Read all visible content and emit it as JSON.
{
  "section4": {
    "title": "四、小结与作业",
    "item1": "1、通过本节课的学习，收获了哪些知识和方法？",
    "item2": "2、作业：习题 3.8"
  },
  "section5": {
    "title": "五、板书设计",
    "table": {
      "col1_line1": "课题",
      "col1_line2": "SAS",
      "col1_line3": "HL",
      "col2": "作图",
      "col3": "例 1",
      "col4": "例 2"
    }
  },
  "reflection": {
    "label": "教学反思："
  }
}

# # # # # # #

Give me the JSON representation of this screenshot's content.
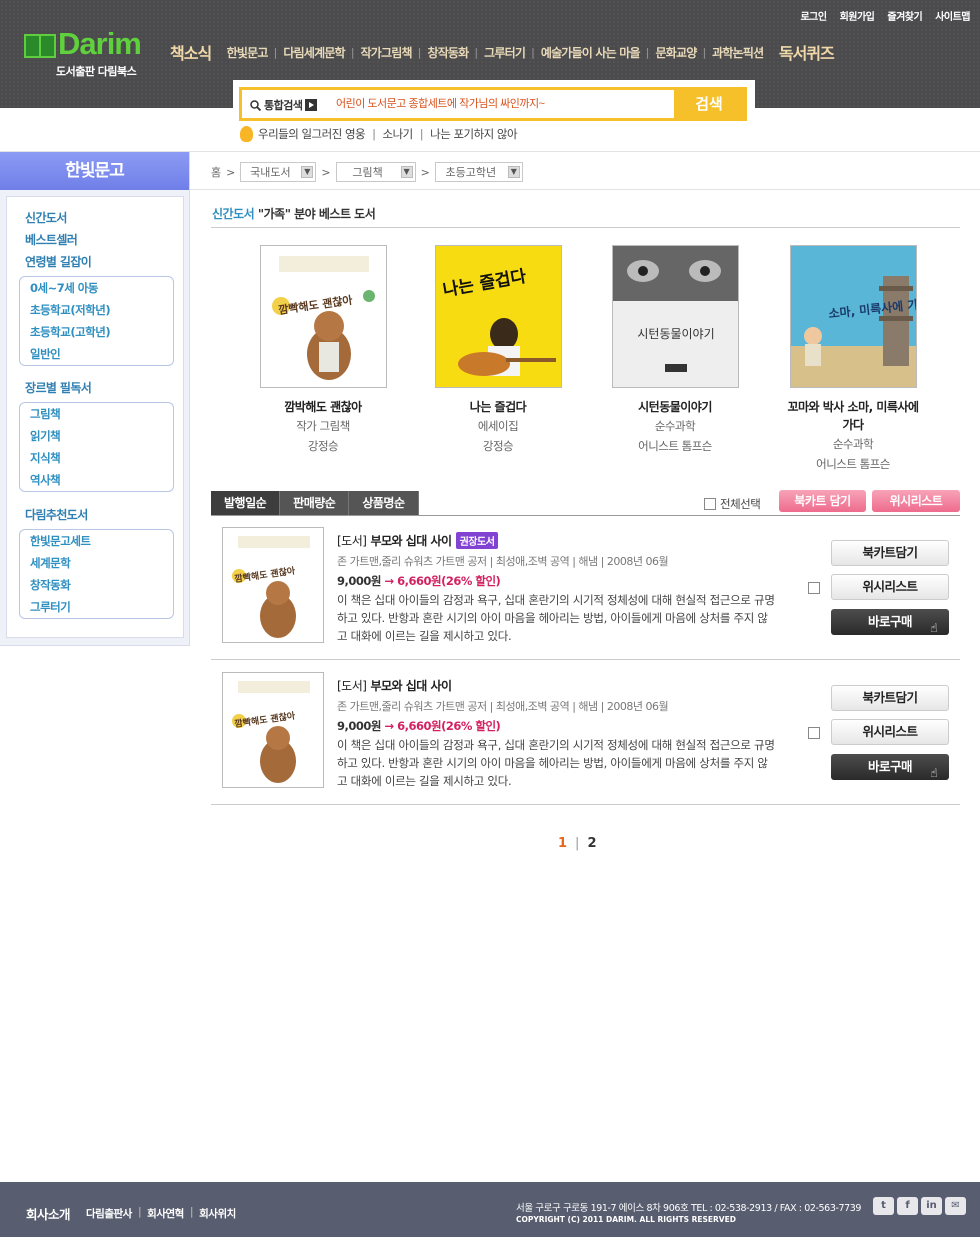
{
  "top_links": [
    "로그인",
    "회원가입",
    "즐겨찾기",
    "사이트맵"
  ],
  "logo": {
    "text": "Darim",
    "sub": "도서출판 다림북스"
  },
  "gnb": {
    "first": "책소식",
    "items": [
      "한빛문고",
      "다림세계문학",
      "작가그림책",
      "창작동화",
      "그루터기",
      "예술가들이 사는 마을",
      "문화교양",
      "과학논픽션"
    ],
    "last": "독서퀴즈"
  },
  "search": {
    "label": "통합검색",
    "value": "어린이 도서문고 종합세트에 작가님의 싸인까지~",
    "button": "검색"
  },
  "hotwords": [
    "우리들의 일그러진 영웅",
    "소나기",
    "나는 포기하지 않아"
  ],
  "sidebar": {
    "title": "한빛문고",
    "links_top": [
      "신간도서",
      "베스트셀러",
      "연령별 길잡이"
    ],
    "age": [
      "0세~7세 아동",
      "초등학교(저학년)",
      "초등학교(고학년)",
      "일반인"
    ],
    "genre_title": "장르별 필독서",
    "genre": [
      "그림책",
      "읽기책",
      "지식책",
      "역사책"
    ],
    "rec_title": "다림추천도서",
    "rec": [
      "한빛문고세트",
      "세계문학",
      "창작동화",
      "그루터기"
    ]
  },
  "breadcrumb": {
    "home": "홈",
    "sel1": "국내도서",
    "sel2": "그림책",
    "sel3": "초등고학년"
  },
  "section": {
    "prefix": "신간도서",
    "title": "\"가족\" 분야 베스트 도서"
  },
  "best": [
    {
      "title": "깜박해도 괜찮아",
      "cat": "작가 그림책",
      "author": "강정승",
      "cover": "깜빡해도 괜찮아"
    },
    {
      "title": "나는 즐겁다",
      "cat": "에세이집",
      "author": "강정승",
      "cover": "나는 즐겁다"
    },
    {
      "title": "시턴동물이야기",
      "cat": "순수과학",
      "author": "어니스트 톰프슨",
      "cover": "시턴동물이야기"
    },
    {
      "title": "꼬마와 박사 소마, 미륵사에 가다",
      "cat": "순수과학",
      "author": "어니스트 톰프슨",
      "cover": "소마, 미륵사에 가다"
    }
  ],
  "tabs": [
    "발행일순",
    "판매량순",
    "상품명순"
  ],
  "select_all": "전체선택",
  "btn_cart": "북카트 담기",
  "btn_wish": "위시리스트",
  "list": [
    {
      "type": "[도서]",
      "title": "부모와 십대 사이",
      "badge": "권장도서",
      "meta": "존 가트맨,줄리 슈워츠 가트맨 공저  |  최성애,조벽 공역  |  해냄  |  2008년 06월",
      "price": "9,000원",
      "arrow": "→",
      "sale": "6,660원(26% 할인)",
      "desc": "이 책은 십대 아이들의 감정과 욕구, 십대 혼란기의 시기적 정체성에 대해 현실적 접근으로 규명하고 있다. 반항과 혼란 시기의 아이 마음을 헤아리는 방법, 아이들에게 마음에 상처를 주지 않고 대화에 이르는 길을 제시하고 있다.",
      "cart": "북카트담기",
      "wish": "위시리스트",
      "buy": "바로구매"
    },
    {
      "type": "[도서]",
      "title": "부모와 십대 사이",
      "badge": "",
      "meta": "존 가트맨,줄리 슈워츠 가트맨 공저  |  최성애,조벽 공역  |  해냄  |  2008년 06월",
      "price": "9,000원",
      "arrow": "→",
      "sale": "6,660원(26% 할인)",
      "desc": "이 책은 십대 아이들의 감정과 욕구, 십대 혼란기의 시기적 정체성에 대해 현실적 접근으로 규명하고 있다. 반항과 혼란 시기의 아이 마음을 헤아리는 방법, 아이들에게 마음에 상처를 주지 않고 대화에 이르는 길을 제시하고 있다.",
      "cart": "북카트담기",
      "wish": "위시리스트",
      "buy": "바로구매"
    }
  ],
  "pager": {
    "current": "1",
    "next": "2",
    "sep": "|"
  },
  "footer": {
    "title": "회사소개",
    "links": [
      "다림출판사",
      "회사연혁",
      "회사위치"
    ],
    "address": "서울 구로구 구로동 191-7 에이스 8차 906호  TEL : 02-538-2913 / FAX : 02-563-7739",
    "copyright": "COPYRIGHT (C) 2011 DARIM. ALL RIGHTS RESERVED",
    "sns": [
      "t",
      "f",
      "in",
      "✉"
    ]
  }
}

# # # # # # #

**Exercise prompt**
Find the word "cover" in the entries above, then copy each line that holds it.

**Response for this exercise**
      "cover": "깜빡해도 괜찮아"
      "cover": "나는 즐겁다"
      "cover": "시턴동물이야기"
      "cover": "소마, 미륵사에 가다"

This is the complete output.